And really, despite having an adorable new puppy and a very short attention span, I have been working a lot. It’s just that a lot of the time I don’t know what I’m doing.
Actually, an upside to doing my master’s at a tiny liberal arts college in a bona fide adventure town is that the guidelines for what makes a thesis project are pretty flexible, to say the least. I was overwhelmed at first by the wide-ranging possibilities and lack of hand-holding, but—determined not to drop from the roster due to simply being unimaginative—I muddled through a semester, fell in with exactly the advisor I needed, who directed me to an internship in a field it turns out I’m really excited to work in, and voilà: I have a thesis.
If you’re doing it right, the first stages of developing a thesis project are, in point of fact, really fun. You get to dig through archives and read lots of books and scholarly articles by other people who like to geek out about something you think is cool.
This meant I spent lots of hours last summer in the basement of the American Mountaineering Center, where I pored over old expedition journals (the kind you have to get out of cold storage and put gloves on to read—swoon!) and ended up on a first-name basis with the staff at the American Alpine Club Library.
It bears noting here that if reading about climbing mountains doesn’t sound like the beginning of a master’s thesis to you, you’re absolutely right. It seems almost criminal to me, too, but I’m not complaining.
Back then, it was very novel and exciting when people asked me what my thesis was about, and I couldn’t wait to launch into a minutes-long diatribe about gender inequality in the hills and its impact on group dynamics and decision-making, stopping only when my victim’s eyes began to visibly glaze over.
Now, when some interested and well-meaning person pops the loaded question—So, what’s your thesis on, anyway?—I feel compelled to use my climbing rope as a noose and string them up from the nearest cliff, not because their inquiry is anything but genuine, but because I’m so sick of answering that question.
Instead, I mumble the phrases “perceptions of gender identity” and “professional decision-making in high-risk, high-altitude environments” and avert my eyes until they back away, wondering why I didn’t choose something I’m more interested in.
It’s not that I’m not interested. I am. I am the most interested, in fact: mountaineering and the politics of gender identity are two of my favorite subjects. Ask anyone.
I did all the legwork. I recorded statistics from decades of reports from Denali National Park; pored over dozens of old volumes of the American Alpine Journal; reviewed the existing literature on gender identity in the mountains (there isn’t much); drafted, piloted, re-wrote, and distributed a survey; reached out to everyone guiding on Denali and begged them to take the aforementioned survey; the list goes on. The part I’m good at is over. There is to be no more stalling: it’s time to crunch the numbers.
As always, though, life gets in the way: family in town, a fun-but-summitless trip to the Tetons, Colorado weather vacillating wildly between violent thunderstorms and debilitating heat waves.
But I digress. In fact, that’s how a lot of this summer has felt: like one long digression.

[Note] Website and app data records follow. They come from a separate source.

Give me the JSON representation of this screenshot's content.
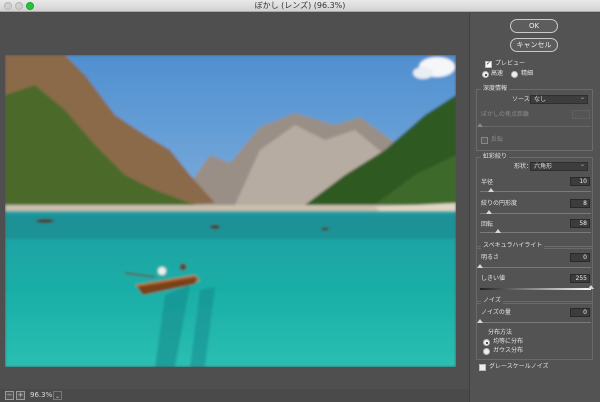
{
  "window": {
    "title": "ぼかし (レンズ) (96.3%)"
  },
  "buttons": {
    "ok": "OK",
    "cancel": "キャンセル"
  },
  "preview": {
    "label": "プレビュー",
    "checked": true,
    "quality_fast": "高速",
    "quality_accurate": "精細"
  },
  "depth_map": {
    "title": "深度情報",
    "source_label": "ソース：",
    "source_value": "なし",
    "focal_distance_label": "ぼかしの焦点距離",
    "invert_label": "反転"
  },
  "iris": {
    "title": "虹彩絞り",
    "shape_label": "形状：",
    "shape_value": "六角形",
    "radius_label": "半径",
    "radius_value": "10",
    "curvature_label": "絞りの円形度",
    "curvature_value": "8",
    "rotation_label": "回転",
    "rotation_value": "58"
  },
  "specular": {
    "title": "スペキュラハイライト",
    "brightness_label": "明るさ",
    "brightness_value": "0",
    "threshold_label": "しきい値",
    "threshold_value": "255"
  },
  "noise": {
    "title": "ノイズ",
    "amount_label": "ノイズの量",
    "amount_value": "0",
    "distribution_label": "分布方法",
    "uniform_label": "均等に分布",
    "gaussian_label": "ガウス分布",
    "monochrome_label": "グレースケールノイズ"
  },
  "status": {
    "zoom_out": "−",
    "zoom_in": "+",
    "zoom_value": "96.3%"
  },
  "slider_levels": {
    "radius": 0.1,
    "curvature": 0.08,
    "rotation": 0.16,
    "brightness": 0.0,
    "threshold": 1.0,
    "noise": 0.0
  },
  "icons": {
    "close": "window-close-icon",
    "minimize": "window-minimize-icon",
    "maximize": "window-maximize-icon",
    "dropdown": "chevron-down-icon"
  },
  "colors": {
    "window_bg": "#4d4d4d",
    "panel_bg": "#535353",
    "lake": "#1aa9a6",
    "sky": "#6fa9db"
  }
}
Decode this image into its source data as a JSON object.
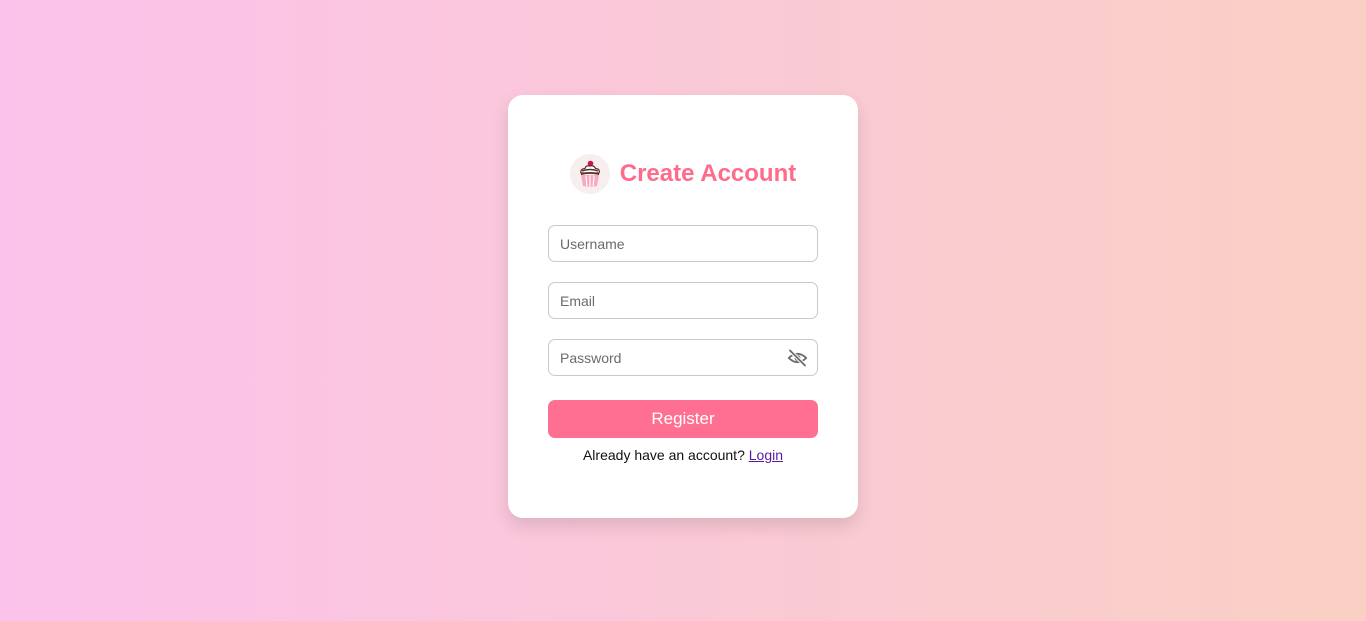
{
  "form": {
    "title": "Create Account",
    "username_placeholder": "Username",
    "email_placeholder": "Email",
    "password_placeholder": "Password",
    "register_label": "Register",
    "footer_text": "Already have an account?",
    "login_link": "Login"
  },
  "icons": {
    "logo": "cupcake-icon",
    "password_toggle": "eye-slash-icon"
  },
  "colors": {
    "accent": "#ff6b8b",
    "button": "#ff6f91",
    "background_start": "#fbc2eb",
    "background_end": "#fad0c4",
    "link": "#5a1aa0"
  }
}
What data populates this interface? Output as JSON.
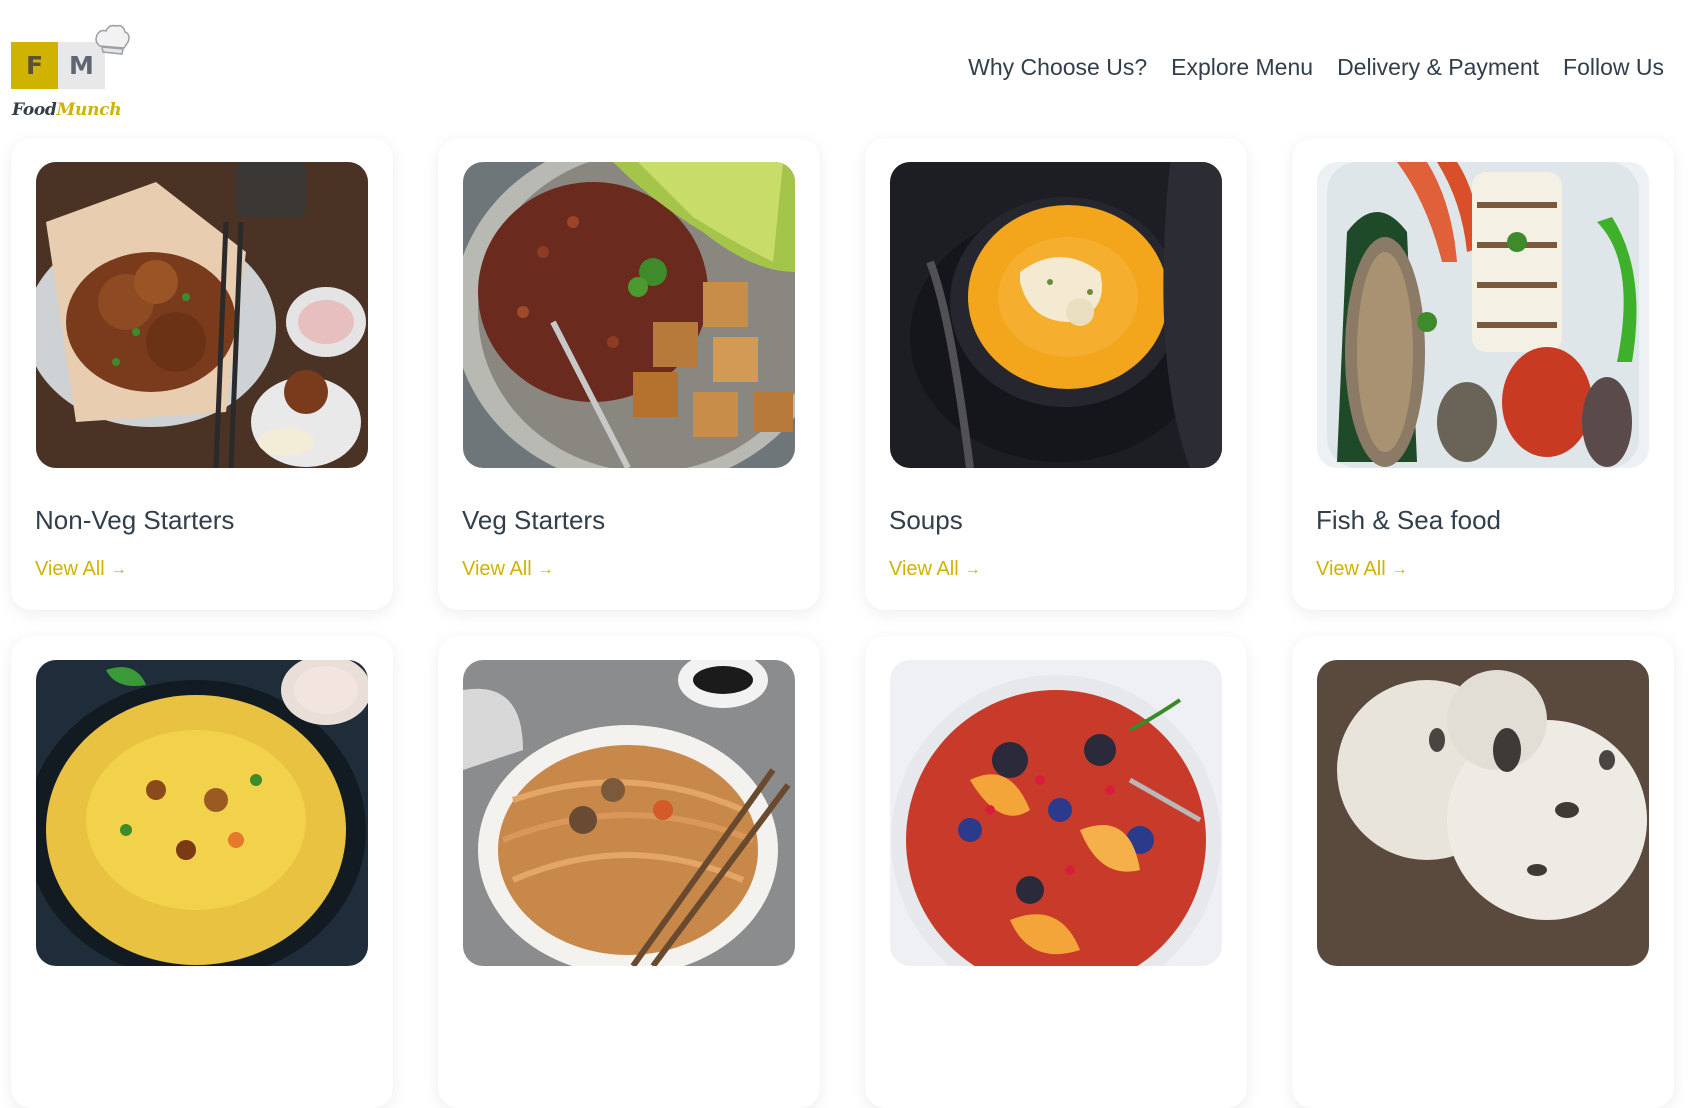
{
  "brand": {
    "part1": "Food",
    "part2": "Munch",
    "letter1": "F",
    "letter2": "M"
  },
  "nav": {
    "items": [
      {
        "label": "Why Choose Us?"
      },
      {
        "label": "Explore Menu"
      },
      {
        "label": "Delivery & Payment"
      },
      {
        "label": "Follow Us"
      }
    ]
  },
  "menu": {
    "link_label": "View All",
    "arrow_icon": "arrow-right-icon",
    "cards": [
      {
        "title": "Non-Veg Starters"
      },
      {
        "title": "Veg Starters"
      },
      {
        "title": "Soups"
      },
      {
        "title": "Fish & Sea food"
      },
      {
        "title": ""
      },
      {
        "title": ""
      },
      {
        "title": ""
      },
      {
        "title": ""
      }
    ]
  },
  "colors": {
    "accent": "#d0b200",
    "text": "#323f4b"
  }
}
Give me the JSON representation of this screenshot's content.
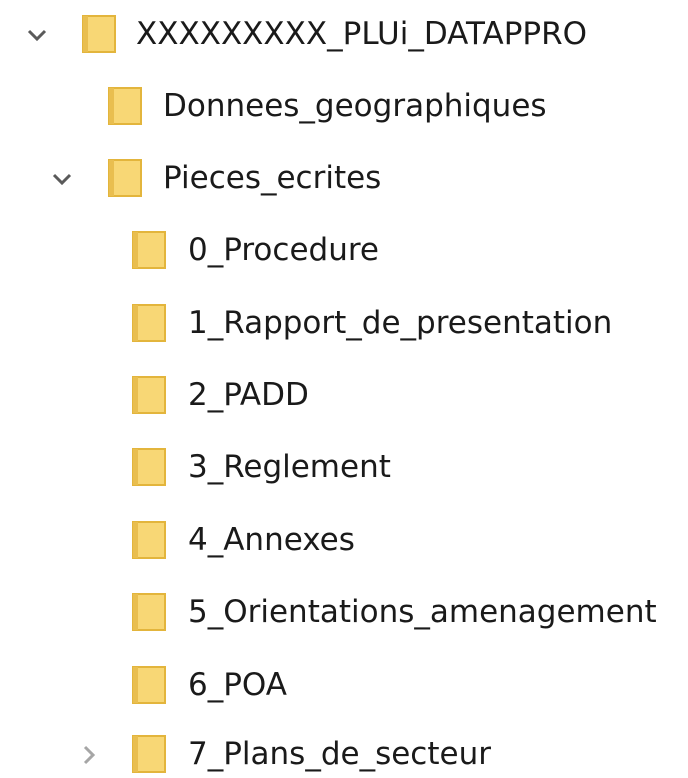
{
  "tree": {
    "root": {
      "label": "XXXXXXXXX_PLUi_DATAPPRO",
      "expanded": true
    },
    "donnees": {
      "label": "Donnees_geographiques"
    },
    "pieces": {
      "label": "Pieces_ecrites",
      "expanded": true,
      "children": [
        {
          "label": "0_Procedure"
        },
        {
          "label": "1_Rapport_de_presentation"
        },
        {
          "label": "2_PADD"
        },
        {
          "label": "3_Reglement"
        },
        {
          "label": "4_Annexes"
        },
        {
          "label": "5_Orientations_amenagement"
        },
        {
          "label": "6_POA"
        },
        {
          "label": "7_Plans_de_secteur",
          "expanded": false
        }
      ]
    }
  },
  "icons": {
    "folder": "folder-icon",
    "expanded": "chevron-down-icon",
    "collapsed": "chevron-right-icon"
  },
  "colors": {
    "folder_body": "#f8d775",
    "folder_edge": "#e3b53c",
    "folder_tab": "#e9be4f",
    "chevron": "#5a5a5a",
    "chevron_collapsed": "#a6a6a6",
    "text": "#1a1a1a"
  }
}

My generous, long-suffering parents—for the second consecutive summer—have allowed their home to be turned into a hostel for my dirtbag friends. Bix spends four days a week in the field, during which time I do my best to stick to my little color-coded schedules, even occasionally making an attempt at the domestic tasks I usually leave to him: packing lunches, doing laundry, making the bed. Side note: I hate doing these things and am finally ready to grant Bix his lifelong dream career, stay at home (dog) dad.
Despite occasional spurts of forward progress, I spend most of my afternoons feeling dazed by the morning’s venture into the world of statistics and dismayed at my failure to pay attention in Senior Math, which I hesitate to admit only because of the smugness with which I’m sure my high school stats teacher would take the news.
By two or three o’clock, my internal directory of inadequacies is longer than my to-do list. Why aren’t you done yet? I hear my student loan-owing self asking, The rest of your cohort graduated last semester!
I’ve hardly begun to defend myself when the floodgates open and the barrage begins: If you’re not making progress on your thesis, you should at least be in better shape, says me-who-ate-pizza-last-night. Is it really fair for Bix to be the only one with an income? me-whose-credit-card-bill-is-due-tomorrow asks rhetorically. And really, insists me-who-still-feels-guilty-about-Lucky, this puppy is old enough to be trained more seriously. The list goes on.
Perhaps the writing process, which usually brings me catharsis, would have been better saved for the day I defend my thesis, but that seems impossibly far away. Instead, as with my thesis, I’ll digress and talk about climbing and insist it’s a metaphor for whatever the hell it is I’m doing.
We spent the Fourth of July in the Tetons again, and this time I was determined to climb the Grand. It is aesthetic and iconic and I’ve been daydreaming about it since the first time I visited Jackson, as an enthusiastic but very green intern with the American Alpine Club.
We booked permits and made reservations at the Climbers’ Ranch in January. We pored endlessly over route descriptions and painstakingly hand-drawn topos in Ortenburger’s über-classic Climber’s Guide to the Teton Range, organized duffels and backpacks of gear, and, finally, were on our way to Jackson.
But Gaia or St. Bernard of Montjoux or whoever you believe runs the show in the mountains was not having it, as much of the Tetons are covered in snow and ice. Not the impassable kind; plenty of people successfully made it up and down our intended route. Just enough snow and ice to make us think twice, especially as we watched one of the few other unguided parties make its way up the headwall to the upper saddle, where one climber lost his footing and slid a hundred or so feet before self-arresting. Despite the relative safety from my vantage point at a cozy campsite on the lower saddle, I felt like barfing.
“Let’s sleep in and make breakfast at sunrise?” I suggested, my heart in my stomach.
Bix, ever agreeable, nodded and reminded me of a stretch of days he has off at the end of July, when summerier conditions might prevail, and we crawled back into our sleeping bags, where we slept until deliciously late.
Because I am extremely competitive and goal-oriented, perhaps to a fault (points for self-awareness?), I was very disappointed not to finish the climb I’d been imagining for months. I’d practically been able to envision myself on the top, and no amount of assurance that we’d made the right decision could erase the shadow of self-doubt cast by my failure to summit or even really try.
Finally, after untold hours of catch-up sleep and a second brew of cowboy coffee, we set out for the still-snowy slopes beneath the lower saddle. The usually steep-but-manageable scree field was made less negotiable by a thousand feet or so of slushy isothermal snow, which we’d so tediously ascended the afternoon before.
I gingerly tested the hardness of the snow with one foot, then the next, and was soon enough plunge-stepping my way down the slope. We reached a relatively flat spot, at which point a guide and his client glissaded past us, looking like they were having a grand old time.
Bix grinned. I stared at him incredulously.
“Just because we didn’t climb to the top of the mountain today doesn’t mean we’re not mountaineers,” he reminded me. Then he sat on his ass, dug in his ice axe, and slid down the slope.
I laughed in spite of myself. Maybe I was being a little self-serious. That would be very out of character for me.
Fifteen round-trip miles and just over 15,000 feet of vertical relief later, we were back at the car, sweaty and exhausted and, to my surprise, no longer disappointed.
After all, I thought as we rode our borrowed bikes to Dornan’s for pizza (and beer, and wings, and ice cream), I don’t mind an excuse to come back here.
Especially if it means another break from my thesis.